Your product might not be for everyone, but it’s definitely for someone. If customers are hesitant to take you up on your original offer, add a twist for another option. Katie’s troop suggests potential buyers donate boxes to troops overseas or a local food bank if they don’t want the cookies for themselves. Want to get your hands on a box (or ten) for your own? Visit girlscoutcookies.org to find out when Girl Scouts will be selling near you. Next, learn about the 12 bizarre secrets from the world’s biggest businesses.

Marissa Laliberte

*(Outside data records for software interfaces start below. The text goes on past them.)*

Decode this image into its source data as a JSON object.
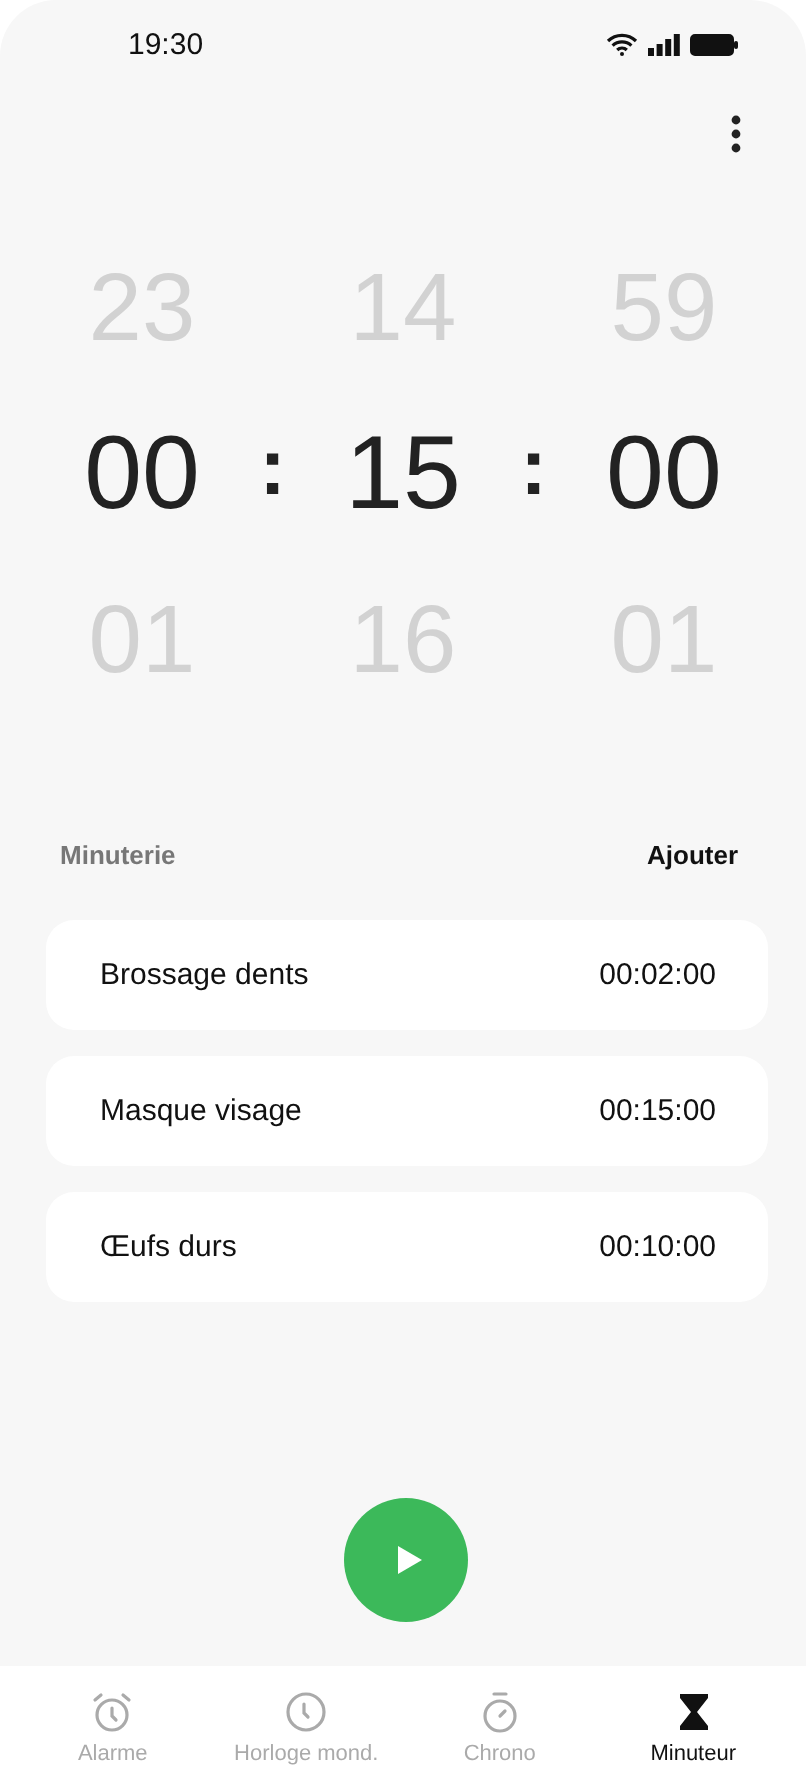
{
  "status_bar": {
    "time": "19:30"
  },
  "picker": [
    {
      "kind": "column",
      "above": "23",
      "value": "00",
      "below": "01"
    },
    {
      "kind": "separator",
      "text": ":"
    },
    {
      "kind": "column",
      "above": "14",
      "value": "15",
      "below": "16"
    },
    {
      "kind": "separator",
      "text": ":"
    },
    {
      "kind": "column",
      "above": "59",
      "value": "00",
      "below": "01"
    }
  ],
  "section": {
    "title": "Minuterie",
    "action": "Ajouter"
  },
  "presets": [
    {
      "name": "Brossage dents",
      "duration": "00:02:00"
    },
    {
      "name": "Masque visage",
      "duration": "00:15:00"
    },
    {
      "name": "Œufs durs",
      "duration": "00:10:00"
    }
  ],
  "tabs": [
    {
      "kind": "alarm",
      "label": "Alarme",
      "selected": false
    },
    {
      "kind": "clock",
      "label": "Horloge mond.",
      "selected": false
    },
    {
      "kind": "stopwatch",
      "label": "Chrono",
      "selected": false
    },
    {
      "kind": "hourglass",
      "label": "Minuteur",
      "selected": true
    }
  ]
}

Marissa Laliberte-Simonian is a London-based associate editor with the global promotions team at WebMD’s Medscape.com and was previously a staff writer for Reader's Digest. Her work has also appeared in Business Insider, Parents magazine, CreakyJoints, and the Baltimore Sun. You can find her on Instagram @marissasimonian.